Exercise: Lines below that include the word "start" should each be copied.
- - - - - - -
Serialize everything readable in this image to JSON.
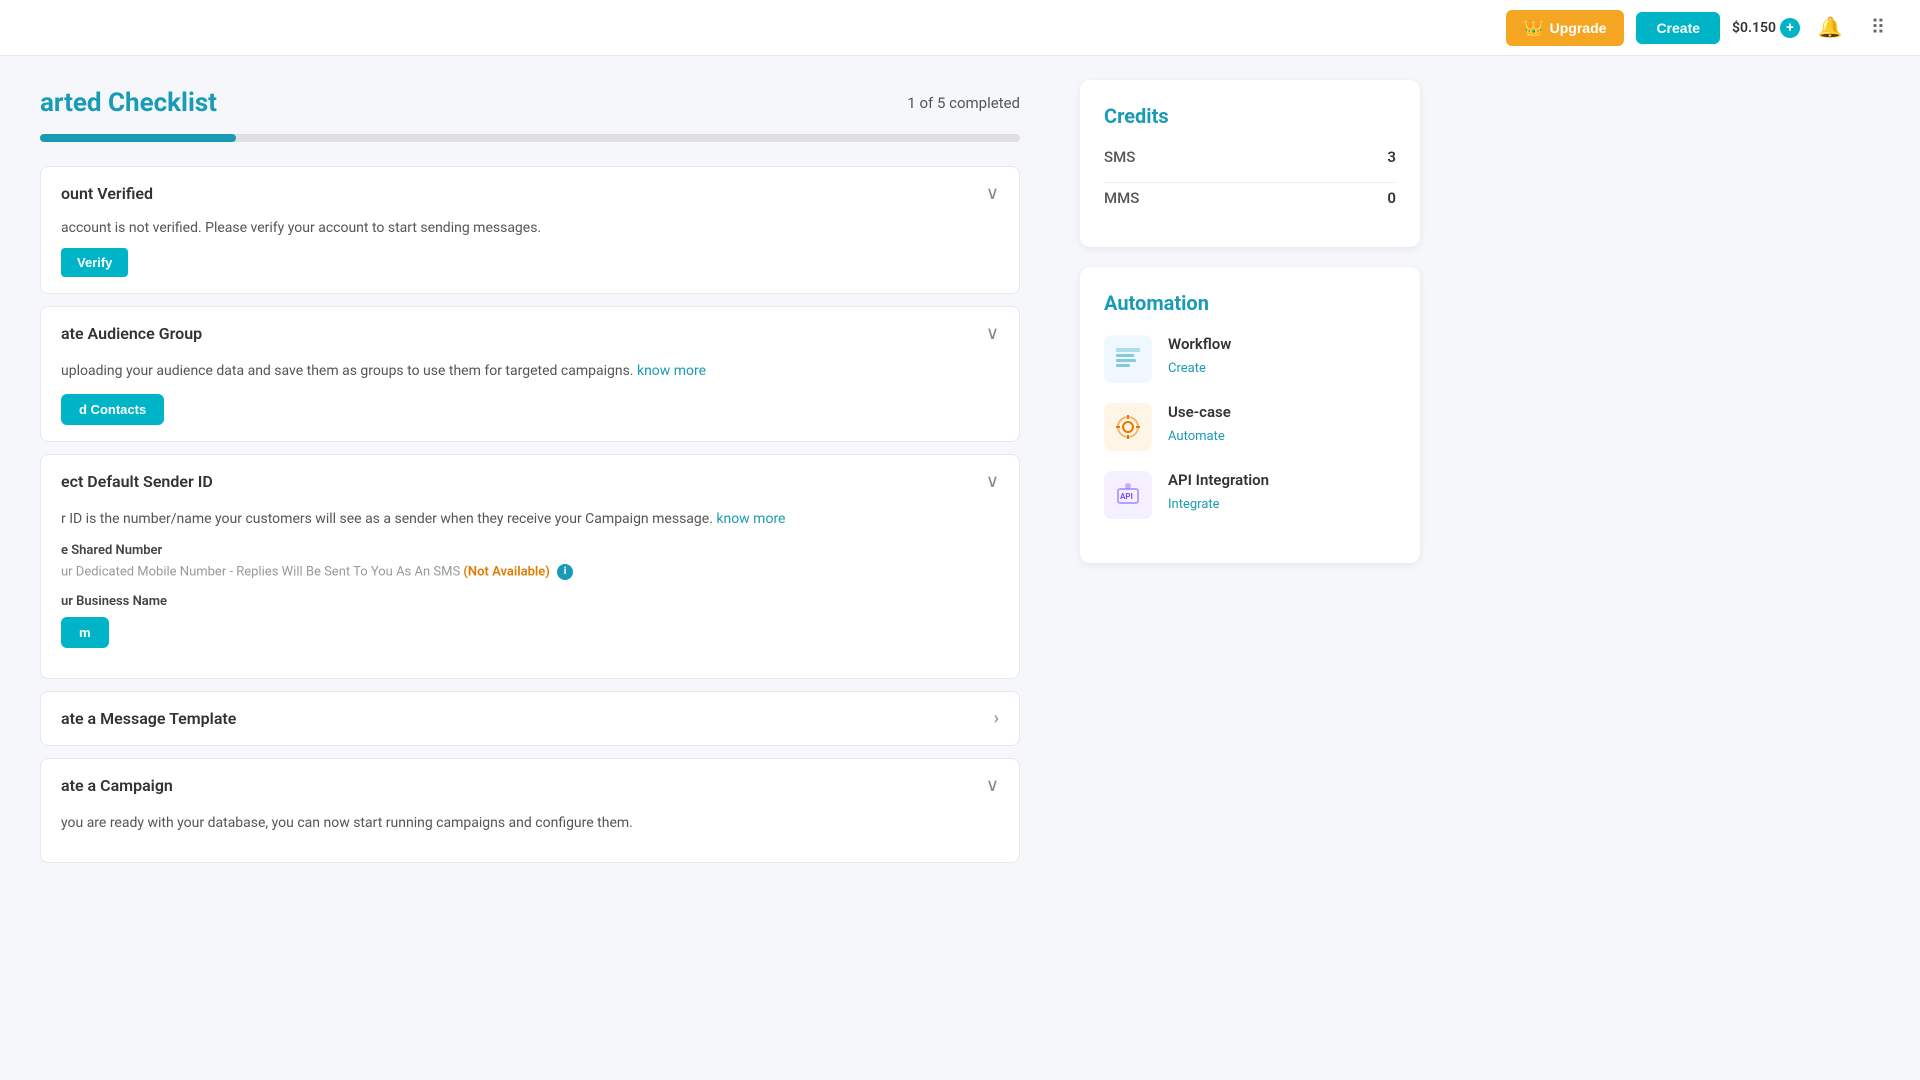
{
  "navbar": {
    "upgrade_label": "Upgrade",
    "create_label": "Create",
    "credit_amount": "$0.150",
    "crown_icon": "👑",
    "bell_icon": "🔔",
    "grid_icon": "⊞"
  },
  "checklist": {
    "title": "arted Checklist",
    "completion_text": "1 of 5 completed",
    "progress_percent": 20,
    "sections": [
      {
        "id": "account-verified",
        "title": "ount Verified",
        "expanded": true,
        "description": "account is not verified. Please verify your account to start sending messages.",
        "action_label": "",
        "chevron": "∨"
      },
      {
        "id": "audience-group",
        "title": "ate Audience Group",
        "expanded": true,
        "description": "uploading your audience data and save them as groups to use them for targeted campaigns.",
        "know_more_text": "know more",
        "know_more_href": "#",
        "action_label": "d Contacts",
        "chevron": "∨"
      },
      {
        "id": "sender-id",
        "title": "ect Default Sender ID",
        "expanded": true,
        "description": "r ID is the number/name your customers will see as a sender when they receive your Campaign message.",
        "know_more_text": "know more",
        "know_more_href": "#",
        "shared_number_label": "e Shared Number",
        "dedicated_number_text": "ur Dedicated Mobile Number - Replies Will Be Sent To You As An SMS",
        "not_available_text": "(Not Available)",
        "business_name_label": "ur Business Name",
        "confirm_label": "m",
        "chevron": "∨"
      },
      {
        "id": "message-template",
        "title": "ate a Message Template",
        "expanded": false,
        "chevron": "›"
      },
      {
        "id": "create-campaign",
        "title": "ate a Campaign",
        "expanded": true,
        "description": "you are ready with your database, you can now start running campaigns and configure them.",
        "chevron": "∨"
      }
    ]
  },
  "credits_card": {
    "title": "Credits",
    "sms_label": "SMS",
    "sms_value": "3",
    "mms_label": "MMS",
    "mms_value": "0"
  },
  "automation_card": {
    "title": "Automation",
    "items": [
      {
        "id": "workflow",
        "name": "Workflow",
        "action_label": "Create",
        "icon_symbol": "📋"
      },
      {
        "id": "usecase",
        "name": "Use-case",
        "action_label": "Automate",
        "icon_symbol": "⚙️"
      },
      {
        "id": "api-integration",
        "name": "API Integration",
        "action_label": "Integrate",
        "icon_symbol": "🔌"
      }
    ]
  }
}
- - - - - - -
Your solution:
        "description": "account is not verified. Please verify your account to start sending messages.",
        "description": "you are ready with your database, you can now start running campaigns and configure them.",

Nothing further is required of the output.